**Provided records:**
━━━━━━
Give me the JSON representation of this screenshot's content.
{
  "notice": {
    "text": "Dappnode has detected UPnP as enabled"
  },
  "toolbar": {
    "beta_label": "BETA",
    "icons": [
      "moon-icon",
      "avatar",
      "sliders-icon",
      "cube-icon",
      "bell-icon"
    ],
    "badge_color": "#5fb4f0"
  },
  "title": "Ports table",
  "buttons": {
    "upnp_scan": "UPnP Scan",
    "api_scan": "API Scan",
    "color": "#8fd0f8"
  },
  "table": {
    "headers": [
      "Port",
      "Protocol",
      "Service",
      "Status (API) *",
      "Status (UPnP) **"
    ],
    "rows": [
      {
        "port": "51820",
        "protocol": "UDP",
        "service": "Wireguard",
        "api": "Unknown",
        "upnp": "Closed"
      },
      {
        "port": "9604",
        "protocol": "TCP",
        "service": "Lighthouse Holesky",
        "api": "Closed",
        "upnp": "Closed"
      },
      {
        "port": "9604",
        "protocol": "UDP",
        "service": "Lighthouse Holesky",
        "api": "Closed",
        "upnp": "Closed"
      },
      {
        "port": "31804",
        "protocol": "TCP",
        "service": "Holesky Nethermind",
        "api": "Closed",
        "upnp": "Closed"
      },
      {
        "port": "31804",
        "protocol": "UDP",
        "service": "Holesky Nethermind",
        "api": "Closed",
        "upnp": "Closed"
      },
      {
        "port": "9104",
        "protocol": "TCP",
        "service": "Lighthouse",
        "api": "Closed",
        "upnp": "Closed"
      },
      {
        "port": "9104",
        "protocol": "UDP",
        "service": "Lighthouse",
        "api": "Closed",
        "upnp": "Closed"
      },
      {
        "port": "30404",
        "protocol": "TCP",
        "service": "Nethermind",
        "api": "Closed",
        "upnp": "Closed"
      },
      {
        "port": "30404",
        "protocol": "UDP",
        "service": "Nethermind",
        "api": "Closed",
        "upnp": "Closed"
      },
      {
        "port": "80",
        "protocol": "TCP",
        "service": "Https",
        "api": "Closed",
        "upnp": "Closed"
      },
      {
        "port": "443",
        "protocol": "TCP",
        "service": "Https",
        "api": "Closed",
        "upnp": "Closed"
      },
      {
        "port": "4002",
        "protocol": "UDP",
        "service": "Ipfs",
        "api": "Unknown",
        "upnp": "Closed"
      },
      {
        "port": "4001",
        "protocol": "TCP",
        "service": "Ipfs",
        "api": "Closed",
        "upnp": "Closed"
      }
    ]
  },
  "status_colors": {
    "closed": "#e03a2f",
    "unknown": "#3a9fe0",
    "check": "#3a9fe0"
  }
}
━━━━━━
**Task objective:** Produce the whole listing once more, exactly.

**Written answer:**
Give me the JSON representation of this screenshot's content.
{
  "notice": {
    "text": "Dappnode has detected UPnP as enabled"
  },
  "toolbar": {
    "beta_label": "BETA",
    "icons": [
      "moon-icon",
      "avatar",
      "sliders-icon",
      "cube-icon",
      "bell-icon"
    ],
    "badge_color": "#5fb4f0"
  },
  "title": "Ports table",
  "buttons": {
    "upnp_scan": "UPnP Scan",
    "api_scan": "API Scan",
    "color": "#8fd0f8"
  },
  "table": {
    "headers": [
      "Port",
      "Protocol",
      "Service",
      "Status (API) *",
      "Status (UPnP) **"
    ],
    "rows": [
      {
        "port": "51820",
        "protocol": "UDP",
        "service": "Wireguard",
        "api": "Unknown",
        "upnp": "Closed"
      },
      {
        "port": "9604",
        "protocol": "TCP",
        "service": "Lighthouse Holesky",
        "api": "Closed",
        "upnp": "Closed"
      },
      {
        "port": "9604",
        "protocol": "UDP",
        "service": "Lighthouse Holesky",
        "api": "Closed",
        "upnp": "Closed"
      },
      {
        "port": "31804",
        "protocol": "TCP",
        "service": "Holesky Nethermind",
        "api": "Closed",
        "upnp": "Closed"
      },
      {
        "port": "31804",
        "protocol": "UDP",
        "service": "Holesky Nethermind",
        "api": "Closed",
        "upnp": "Closed"
      },
      {
        "port": "9104",
        "protocol": "TCP",
        "service": "Lighthouse",
        "api": "Closed",
        "upnp": "Closed"
      },
      {
        "port": "9104",
        "protocol": "UDP",
        "service": "Lighthouse",
        "api": "Closed",
        "upnp": "Closed"
      },
      {
        "port": "30404",
        "protocol": "TCP",
        "service": "Nethermind",
        "api": "Closed",
        "upnp": "Closed"
      },
      {
        "port": "30404",
        "protocol": "UDP",
        "service": "Nethermind",
        "api": "Closed",
        "upnp": "Closed"
      },
      {
        "port": "80",
        "protocol": "TCP",
        "service": "Https",
        "api": "Closed",
        "upnp": "Closed"
      },
      {
        "port": "443",
        "protocol": "TCP",
        "service": "Https",
        "api": "Closed",
        "upnp": "Closed"
      },
      {
        "port": "4002",
        "protocol": "UDP",
        "service": "Ipfs",
        "api": "Unknown",
        "upnp": "Closed"
      },
      {
        "port": "4001",
        "protocol": "TCP",
        "service": "Ipfs",
        "api": "Closed",
        "upnp": "Closed"
      }
    ]
  },
  "status_colors": {
    "closed": "#e03a2f",
    "unknown": "#3a9fe0",
    "check": "#3a9fe0"
  }
}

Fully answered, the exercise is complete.